    • Gentleman, let us not try to make this out to be more than it really is. Firstly, the general membership has the last say. Secondly, the TTSL is still in the ‘setting-up’ stages and deals like this one in particular are important to the development and success of the organization. Thirdly, the TTSL haven’t had its elections yet.
      The INTERIM board is simply representing the interests of the general membership

    • And fourthly Jameson, we are the ones working towards improving the football with the TTSL model. Everyone else is on the ‘outside’ just speculating about the state of our football, but what are they doing?

  7. Simple processes always unecessarily turn out challenging in this country

  8. Carlos/Bruce I was not really in touch all the time and therefore might have missed something. Where is the conflict of interest?

  9. Very happy to see that people are beginning to recognize that in small communities, we need to be very conscious of possible conflicts of interest. They are inevitable, and MUST be addressed if integrity in what we do is to be maintained.

    • Earl Best

      Bruce, do you want to say some more on this point? I take it that you are approving of KLL’s stance and saying that there is a potential conflict of interest but we have to trust his integrity? Am I right in thinking that the “small communities” to which you refer here means T&T and other countries that are the same size more or less? Or does that mean football which directly affects a comparatively small proportion of the population and therefore must allow for multiple roles?

      It’s a fascinating perspective on an old issue and I really wish you would elaborate…

  10. Interesting times ❤️⚽️

  11. Football is such a reflection of our ‘individualism’ in Trinidad and the battle for turf from all ends about who is right & who is wrong…10 Pro teams, 24 Super league teams…long list of zonal teams and sadly the players, coaches and supporters get denied a quality product when money really isn’t the main issue 🙁

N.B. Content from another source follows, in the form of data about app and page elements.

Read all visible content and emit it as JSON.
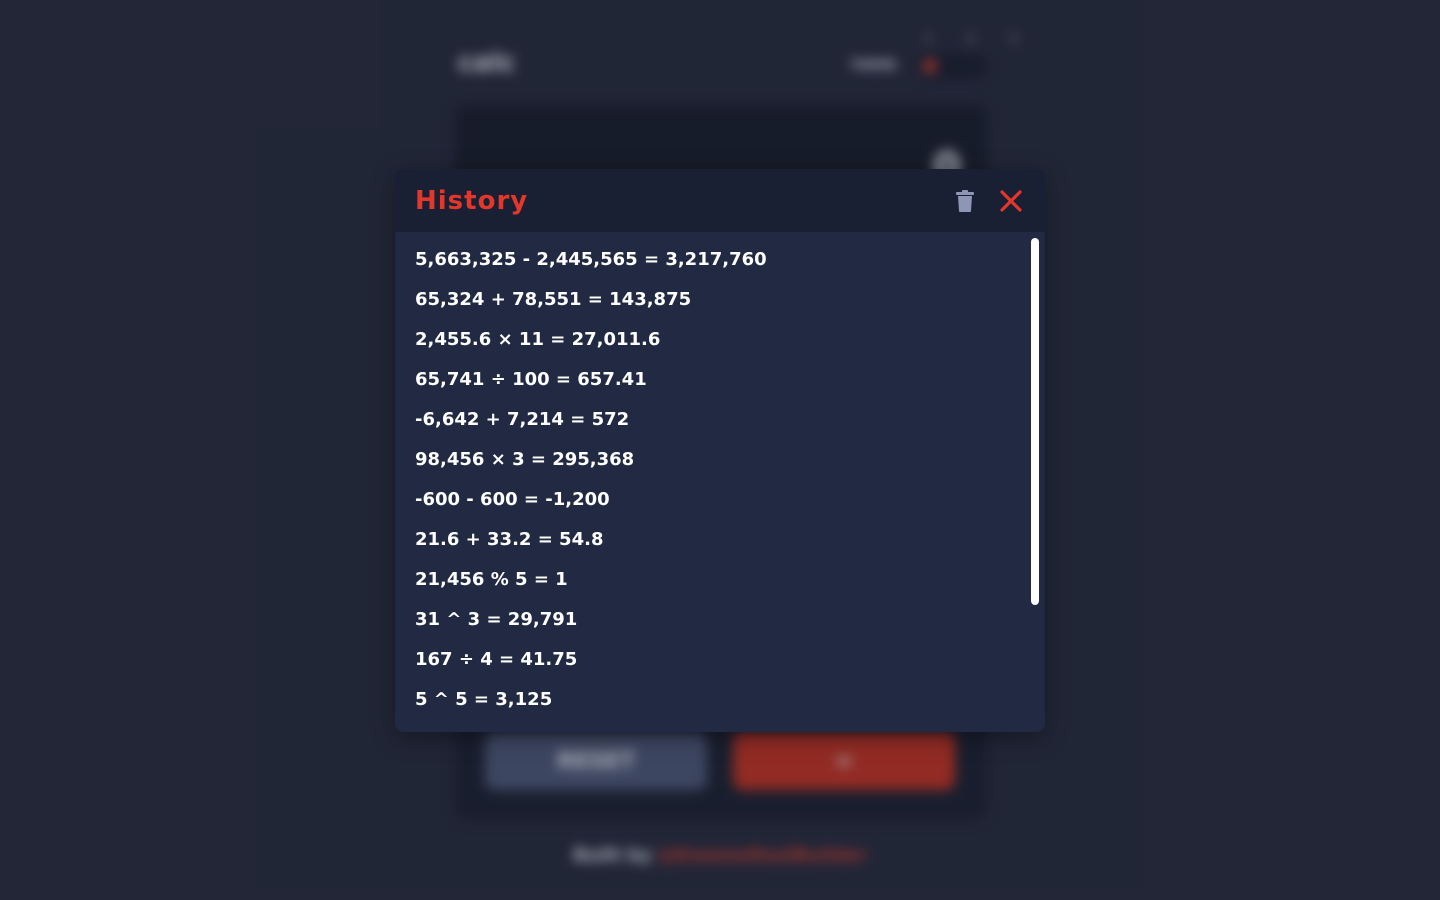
{
  "background_app": {
    "logo": "calc",
    "theme_label": "THEME",
    "theme_numbers": "1 2 3",
    "display_value": "0",
    "reset_label": "RESET",
    "equals_label": "=",
    "footer_prefix": "Built by",
    "footer_author": "@KwameRealBuilder"
  },
  "history": {
    "title": "History",
    "clear_icon": "trash-icon",
    "close_icon": "close-icon",
    "entries": [
      "5,663,325 - 2,445,565 = 3,217,760",
      "65,324 + 78,551 = 143,875",
      "2,455.6 × 11 = 27,011.6",
      "65,741 ÷ 100 = 657.41",
      "-6,642 + 7,214 = 572",
      "98,456 × 3 = 295,368",
      "-600 - 600 = -1,200",
      "21.6 + 33.2 = 54.8",
      "21,456 % 5 = 1",
      "31 ^ 3 = 29,791",
      "167 ÷ 4 = 41.75",
      "5 ^ 5 = 3,125"
    ]
  },
  "colors": {
    "page_background": "#262b3d",
    "modal_background": "#222a43",
    "header_background": "#1a2033",
    "accent_red": "#e4372b",
    "trash_icon": "#8d97b5",
    "text": "#ffffff"
  }
}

  12. I see some conflicts of interest brewing between the interim president, his club, and Sports and Games. The TTSL board should take a closer look at this and put measures in place to mitigate potential and future conflicts.